Australia’s efforts to promote technology for development include the provision of technical expertise and financial resources to improve digital infrastructure and access. Examples of this include fibre-optic submarine cables for Fiji, Samoa and the Republic of Palau and improved mobile phone coverage in the Solomon Islands and Kiribati. Through the Department of Foreign Affairs and Trade’s innovationXchange, Australia collaborates with private sector and university partners to identify and develop projects aimed at upskilling populations in the Asia-Pacific, with a focus on young people, women and girls, and people with disabilities.


The Strategy provides a clear articulation of Australia’s priorities, intentions and capabilities. In part, it is an expression of how the country will continue to pursue its national interests in the new techno-social trading and strategic environment.
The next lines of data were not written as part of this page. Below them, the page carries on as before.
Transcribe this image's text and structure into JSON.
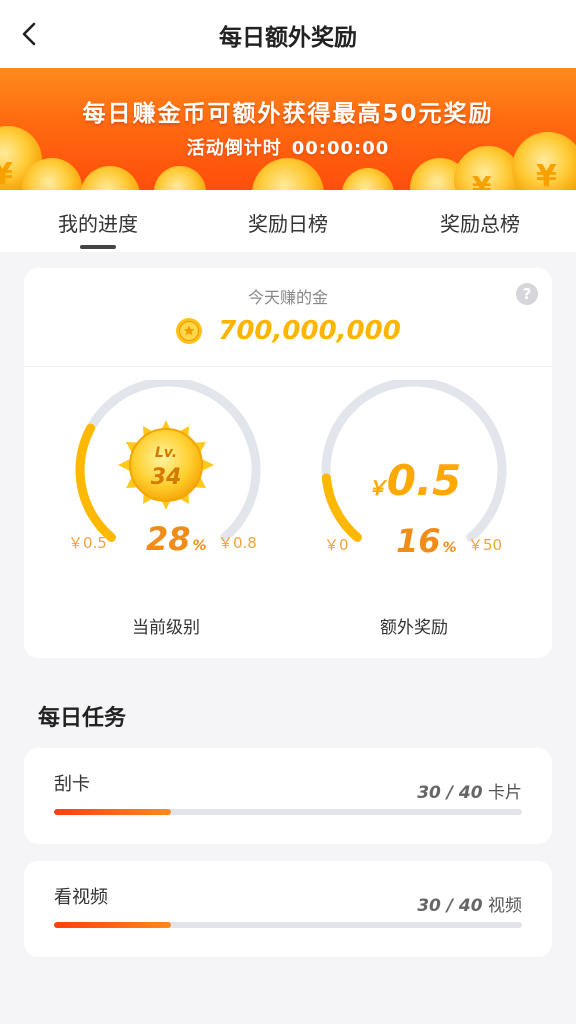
{
  "header": {
    "title": "每日额外奖励",
    "back_icon": "chevron-left-icon"
  },
  "banner": {
    "headline": "每日赚金币可额外获得最高50元奖励",
    "countdown_label": "活动倒计时",
    "countdown_value": "00:00:00"
  },
  "tabs": [
    {
      "label": "我的进度",
      "active": true
    },
    {
      "label": "奖励日榜",
      "active": false
    },
    {
      "label": "奖励总榜",
      "active": false
    }
  ],
  "summary": {
    "earned_label": "今天赚的金",
    "earned_value": "700,000,000",
    "help_icon": "question-icon",
    "coin_icon": "gold-coin-icon"
  },
  "level_gauge": {
    "badge_prefix": "Lv.",
    "level": "34",
    "percent": "28",
    "percent_unit": "%",
    "min": "￥0.5",
    "max": "￥0.8",
    "caption": "当前级别",
    "progress": 0.28
  },
  "bonus_gauge": {
    "currency": "￥",
    "amount": "0.5",
    "percent": "16",
    "percent_unit": "%",
    "min": "￥0",
    "max": "￥50",
    "caption": "额外奖励",
    "progress": 0.16
  },
  "tasks_section": {
    "title": "每日任务",
    "tasks": [
      {
        "name": "刮卡",
        "current": "30",
        "separator": " / ",
        "total": "40",
        "unit": "卡片",
        "progress": 0.25
      },
      {
        "name": "看视频",
        "current": "30",
        "separator": " / ",
        "total": "40",
        "unit": "视频",
        "progress": 0.25
      }
    ]
  },
  "colors": {
    "accent_orange": "#ff6a10",
    "gold": "#ffb400",
    "gauge_track": "#e2e5ec",
    "gauge_fill": "#ffb800"
  }
}
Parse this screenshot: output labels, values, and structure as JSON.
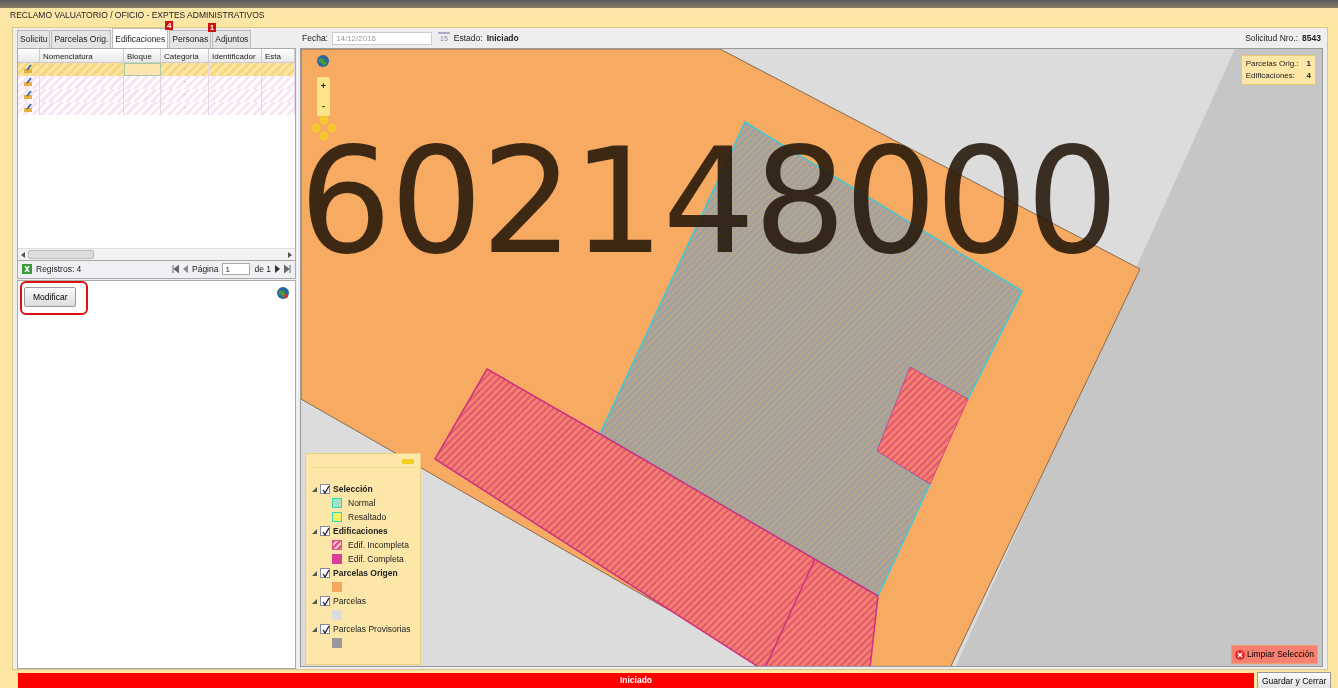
{
  "title_bar": {
    "title": "RECLAMO VALUATORIO / OFICIO  -  EXPTES ADMINISTRATIVOS"
  },
  "tabs": [
    {
      "label": "Solicitu",
      "selected": false
    },
    {
      "label": "Parcelas Orig.",
      "selected": false
    },
    {
      "label": "Edificaciones",
      "selected": true,
      "badge": "4"
    },
    {
      "label": "Personas",
      "selected": false,
      "badge": "1"
    },
    {
      "label": "Adjuntos",
      "selected": false
    }
  ],
  "header": {
    "fecha_label": "Fecha:",
    "fecha_value": "14/12/2016",
    "calendar_day": "15",
    "estado_label": "Estado:",
    "estado_value": "Iniciado",
    "solicitud_label": "Solicitud Nro.:",
    "solicitud_value": "8543"
  },
  "table": {
    "columns": [
      "Nomenclatura",
      "Bloque",
      "Categoria",
      "Identificador",
      "Esta"
    ],
    "rows": [
      {
        "selected": true,
        "categoria": "-"
      },
      {
        "selected": false,
        "categoria": "-"
      },
      {
        "selected": false,
        "categoria": "-"
      },
      {
        "selected": false,
        "categoria": "-"
      }
    ]
  },
  "pager": {
    "records": "Registros: 4",
    "page_label": "Página",
    "page_value": "1",
    "page_of": "de 1"
  },
  "modify_button": "Modificar",
  "map": {
    "parcel_label": "602148000",
    "zoom_in": "+",
    "zoom_out": "-",
    "counts": [
      {
        "label": "Parcelas Orig.:",
        "value": "1"
      },
      {
        "label": "Edificaciones:",
        "value": "4"
      }
    ],
    "clear_button": "Limpiar Selección"
  },
  "legend": [
    {
      "label": "Selección",
      "emphasized": true,
      "checked": true,
      "items": [
        {
          "label": "Normal",
          "color": "#a8e0c4",
          "kind": "outlined"
        },
        {
          "label": "Resaltado",
          "color": "#f5f060",
          "kind": "outlined"
        }
      ]
    },
    {
      "label": "Edificaciones",
      "emphasized": true,
      "checked": true,
      "items": [
        {
          "label": "Edif. Incompleta",
          "color": "#e0508a",
          "kind": "hatched"
        },
        {
          "label": "Edif. Completa",
          "color": "#d8409a",
          "kind": "solid"
        }
      ]
    },
    {
      "label": "Parcelas Origen",
      "emphasized": true,
      "checked": true,
      "items": [
        {
          "color": "#f7a860",
          "kind": "solid"
        }
      ]
    },
    {
      "label": "Parcelas",
      "emphasized": false,
      "checked": true,
      "items": [
        {
          "color": "#dcdcdc",
          "kind": "solid"
        }
      ]
    },
    {
      "label": "Parcelas Provisorias",
      "emphasized": false,
      "checked": true,
      "items": [
        {
          "color": "#999999",
          "kind": "solid"
        }
      ]
    }
  ],
  "status_bar": {
    "status": "Iniciado",
    "save_button": "Guardar y Cerrar"
  }
}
The key pillars of Australian foreign policy, in one sense, have not changed much: the US alliance, its position as a middle-power engaged in and supporting global cooperation through multilateral institutions, and its key relationships in the AsiaPacific region.

In another sense the Strategy clearly sets out a new purposefulness to Australia’s engagement, especially with its near neighbours. Its clarity is also a conscious effort at putting into practice one of its core values: transparency. Together with the 2016 Cyber Security Strategy and successive Foreign Policy White Papers, the Strategy explains Australia’s intentions and outlines its capabilities in an effort to reduce the risk of miscommunication with, and to encourage greater candidness from, other international actors. This is one of the Strategy’s most laudable objectives.
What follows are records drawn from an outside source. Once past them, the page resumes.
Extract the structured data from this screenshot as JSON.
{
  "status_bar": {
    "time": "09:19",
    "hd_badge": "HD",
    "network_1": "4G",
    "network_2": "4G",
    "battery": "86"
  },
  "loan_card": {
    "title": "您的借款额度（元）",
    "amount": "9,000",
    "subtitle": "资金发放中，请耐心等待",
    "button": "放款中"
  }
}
All nations, governments and policies are faced with the conflict between pragmatism versus principles. The strategy has elements of this in the scant attention to privacy rights. The omission of certain state actors as risks – either to their own people (Myanmar, Cambodia) or to other nations (China, Russia) – can be chalked up to diplomatic prudence. And the shortage of due attention given to digital platforms such as Facebook may be a product of timing – the abuses in Myanmar and the risks to democratic processes both being associated with social media only quite recently. These are, however, areas which Australia’s Cyber Ambassador and his department may wish to give further attention to.
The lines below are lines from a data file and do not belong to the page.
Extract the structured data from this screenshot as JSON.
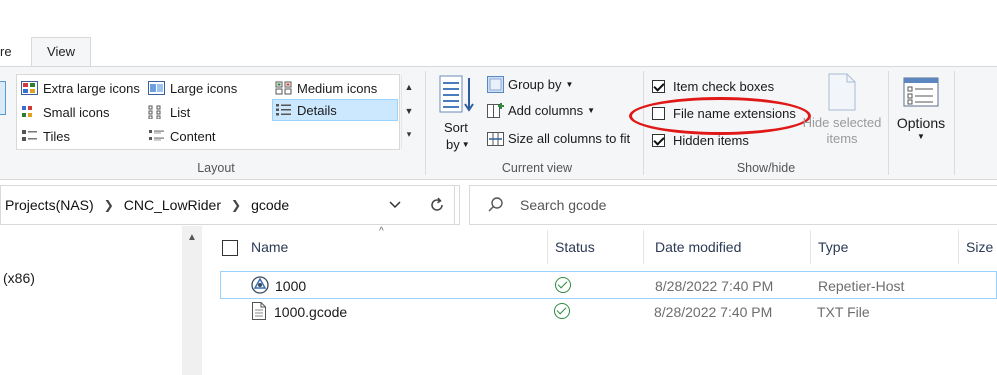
{
  "tabs": {
    "share_label": "re",
    "view_label": "View"
  },
  "ribbon": {
    "layout": {
      "group_label": "Layout",
      "items": [
        {
          "label": "Extra large icons",
          "icon": "extra-large-icons-icon"
        },
        {
          "label": "Large icons",
          "icon": "large-icons-icon"
        },
        {
          "label": "Medium icons",
          "icon": "medium-icons-icon"
        },
        {
          "label": "Small icons",
          "icon": "small-icons-icon"
        },
        {
          "label": "List",
          "icon": "list-icon"
        },
        {
          "label": "Details",
          "icon": "details-icon",
          "selected": true
        },
        {
          "label": "Tiles",
          "icon": "tiles-icon"
        },
        {
          "label": "Content",
          "icon": "content-icon"
        }
      ]
    },
    "current_view": {
      "group_label": "Current view",
      "sort_label": "Sort",
      "sort_by_label": "by",
      "group_by_label": "Group by",
      "add_columns_label": "Add columns",
      "size_all_columns_label": "Size all columns to fit"
    },
    "show_hide": {
      "group_label": "Show/hide",
      "item_check_boxes_label": "Item check boxes",
      "item_check_boxes_checked": true,
      "file_name_extensions_label": "File name extensions",
      "file_name_extensions_checked": false,
      "hidden_items_label": "Hidden items",
      "hidden_items_checked": true,
      "hide_selected_line1": "Hide selected",
      "hide_selected_line2": "items"
    },
    "options_label": "Options"
  },
  "address": {
    "crumbs": [
      "Projects(NAS)",
      "CNC_LowRider",
      "gcode"
    ],
    "search_placeholder": "Search gcode"
  },
  "nav": {
    "partial_item": "(x86)"
  },
  "columns": {
    "name": "Name",
    "status": "Status",
    "date_modified": "Date modified",
    "type": "Type",
    "size": "Size"
  },
  "files": [
    {
      "name": "1000",
      "date": "8/28/2022 7:40 PM",
      "type": "Repetier-Host",
      "icon": "repetier-host-icon",
      "selected": true
    },
    {
      "name": "1000.gcode",
      "date": "8/28/2022 7:40 PM",
      "type": "TXT File",
      "icon": "text-file-icon",
      "selected": false
    }
  ],
  "colors": {
    "accent_selection": "#cce8ff",
    "highlight_oval": "#e01818",
    "status_ok": "#2e8b3e"
  }
}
Despite these slight concerns, Australia’s combination of good standing and comparatively hale resources make its leadership feasible, the interconnectedness of the issues at stake makes its engagement necessary. The purposefulness and thoroughness of the Strategy are in large part cause for confidence; its implementation thus far, likewise.


Dr. Damien Spry is a Lecturer in Media and Communications at the University of South Australia and a Visiting Fellow at the Digital Media Research Centre at the Queensland University of Technology. He has previously held academic positions in Hong Kong, Japan, South Korea and the United States of America. His scholarly research focuses on digital media impacts on international politics and diplomacy. He has developed the Facebooking diplomacy database for this purpose. He is a regular contributor to think tanks, including the Lowy Institute and the Australian Strategic Policy Institute, and has consulted for several multinational companies, including Google, Facebook and Amnesty International, as well as to several governments.


This article was published in Panorama. Insights into Asian and European Affairs, 2/2018: Digital Asia

For the full article including footnotes and tables, please see the PDF.




Katharina Naumann